While Christian sects have always collectively made up the majority of the population, key parts of the American system were designed precisely to keep this type of majority from tyrannizing minority groups. The English conservative thinker Edmund Burke wrote that "the tyranny of a multitude is a multiplied tyranny." Christian political activists often hold up their faith's majority status to dismiss the rights of others. But to see the pernicious nature of this line of thought, we need only to imagine a massive influx of Muslims that suddenly made Christians a fractional minority. Under different circumstances, Christians would be clamoring to keep the state and the courts free of religious bias.
In some parts of the country, this won't be mere thought-experiment much longer. Christians are likely to remain in the majority for many decades, but American demographics are changing rapidly. People who identify as nonreligious are one of the fastest-growing demographics in the country, and the US Muslim population is expected to double in the next 20 years. It is realistic to imagine that, in some communities, either of these minorities could become the new majority.
What if local representatives suddenly decided that public schools should teach the Islamic creation story in science class? Or that, in addition to evolution, students should be informed they are fools for believing in a Creator? In response to the outcry from the new Christian minority, they could fairly ask, "How do you suddenly have a problem with biased education? And what do you mean we can't ban Christian principles from the courts? Haven't you been trying to do that to us for decades?"
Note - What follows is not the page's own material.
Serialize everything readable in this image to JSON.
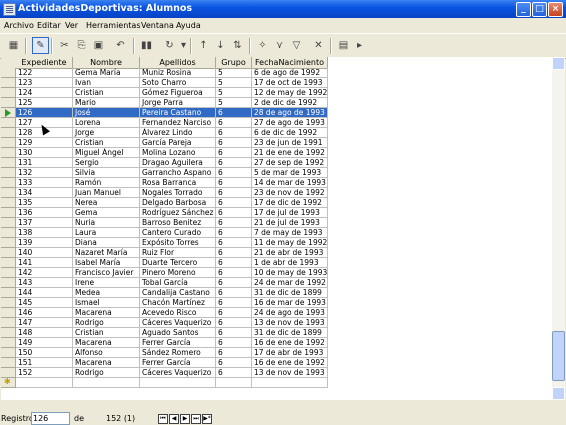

Fortunately, most attempts to Christianize the state never make it very far. Most of the creationism bills were dead on arrival, and not a single sharia ban has been allowed to stand. But over the past year, crusades against mosques and sharia have been loud and bellicose, while a not-insignificant number of Christians happily teach their religious views in public schools. I desperately long for a country where Christians respect not only believers of other faiths, but the unique American ideals that allow us all to live together in peace.
David Sessions is the founding editor of Patrol. His writing has appeared in Slate, New York, Politics Daily, and others. He currently works for The Daily Beast. Follow him on Twitter. His column, "Sessions on American Culture," is published on alternate Wednesdays at Patheos.com, where this piece first appeared.